While it was creepy, it was also weirdly peaceful up there. The potatoes started their run through the water, getting deep cleaned and sorted by the machine. Ronnie helped the potatoes enter the washer, Monique sorted the “ugly” potatoes, and the larger ones that didn’t fit through the slots ended up in bags which went to chefs and restaurants.
Jerome bagged the regular potatoes, and passed the filled bags onto the sewing machine, where a really old but super cool looking needle sewed yarn into the tops of the paper bag. Jeff would then move the bag onto a pallet and stack them neatly for storage. Everyone had their own position in the lineup, and we went through the entire load of potatoes pretty quickly.
We were all fascinated by the sewing machine, it would push the bag through super fast, and you could see the pins and wheels moving as it closed up the bags. It made a satisfying sound as it thread through, and was very entertaining to watch.
Jerome explained that their uncle was a brilliant handyman. He built the machine they used to dig up the potatoes, and the machine that cleaned the potatoes and sorted them. All of it was handmade and passed down through the generations, a truly timeless piece of equipment.
Once the potatoes were processed, loaded, and stacked, Jerome asked if we wanted to check out the red potato field. So we hopped into his truck and drove around the fields to the left of the barn. Jerome and Matt joked about old memories on the farm, and it was fun to listen to the stories that were passed along throughout our time there.
When we reached the field we hopped out, and Jerome used a pitch fork to show us the red potatoes lying under the ground. JD picked one up to test it out, and mentioned to Jerome “these are just about ready now”.
Jerome bagged the red bliss up and turned up to us as he loaded them in, “people travel from all over to get our potatoes during the colder months. They love to stock up on the prime pickings when they come out.” And if you have ever had their potatoes, then you know why people travel. They hit peak season during the winter, and taste amazing no matter how you decide to cook them.

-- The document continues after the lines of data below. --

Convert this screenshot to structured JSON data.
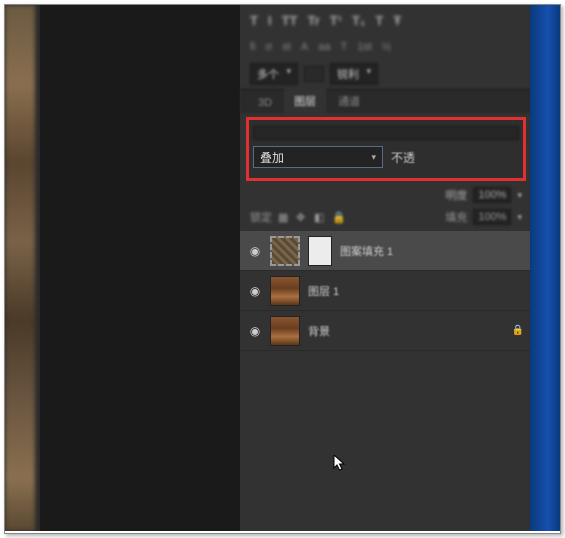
{
  "options": {
    "multi": "多个",
    "sharp": "锐利"
  },
  "panel": {
    "tabs": [
      "3D",
      "图层",
      "通道"
    ],
    "blendMode": "叠加",
    "opacityLabel": "不透",
    "opacityExtraLabel": "明度",
    "opacityValue": "100%",
    "lockLabel": "锁定",
    "fillLabel": "填充",
    "fillValue": "100%"
  },
  "layers": [
    {
      "name": "图案填充 1",
      "selected": true,
      "hasMask": true,
      "thumbType": "pattern",
      "locked": false
    },
    {
      "name": "图层 1",
      "selected": false,
      "hasMask": false,
      "thumbType": "img",
      "locked": false
    },
    {
      "name": "背景",
      "selected": false,
      "hasMask": false,
      "thumbType": "img",
      "locked": true
    }
  ]
}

We loaded back into the truck and drove around to the bunker, which I was really curious to see. From ground level, it looked like a decent sized barn that had sunken a few feet into the ground, but the inside tells a totally different story.
Jerome unlocked the front doors and pushed them open, and we immediately felt a cool gush of air. We walked down a ramp, moved aside some large tarps, and took in the site of the GIANT bunker.
The pictures really do it no justice. The ceiling was incredibly high up, and it was a long stretch that had our voices echoing all the way down it. Jerome told us that they stacked the potatoes up to 11 ft tall inside of the bunker, and my jaw just about hit the ground. That’s a terrifyingly tall wall of potatoes.
As we walked back out of the bunker and into the daylight, we hung around and chatted to Jerome for a while. He was such a kind and gentle man, you could tell he had a big heart and truly enjoyed his life on the farm. His smile was genuine, and he felt like an old friend even though I had just met him only hours ago. He shook our hands goodbye and we all walked our separate ways to our vehicles.
As I was reaching close to my car, I snapped a photo of the farm sign below, which was one of the cutest farm stand signs I’ve ever seen.
If you haven’t already tried Sampson Farm potatoes at Lees Market, I think you may have been living under the dirt with them. We have them available most of the year, and they make the most amazing fries, mashed potatoes, soups, hash browns, and whatever else your potato-loving heart desires!
As always, we want you to feel the connection we experience everyday in our line of work. It’s important you know where your food comes from, and choose to support the local farmers who care so deeply for the area we live in.
Until next time, at your favorite local farm,
Kelsey of Lees and Clements’ Market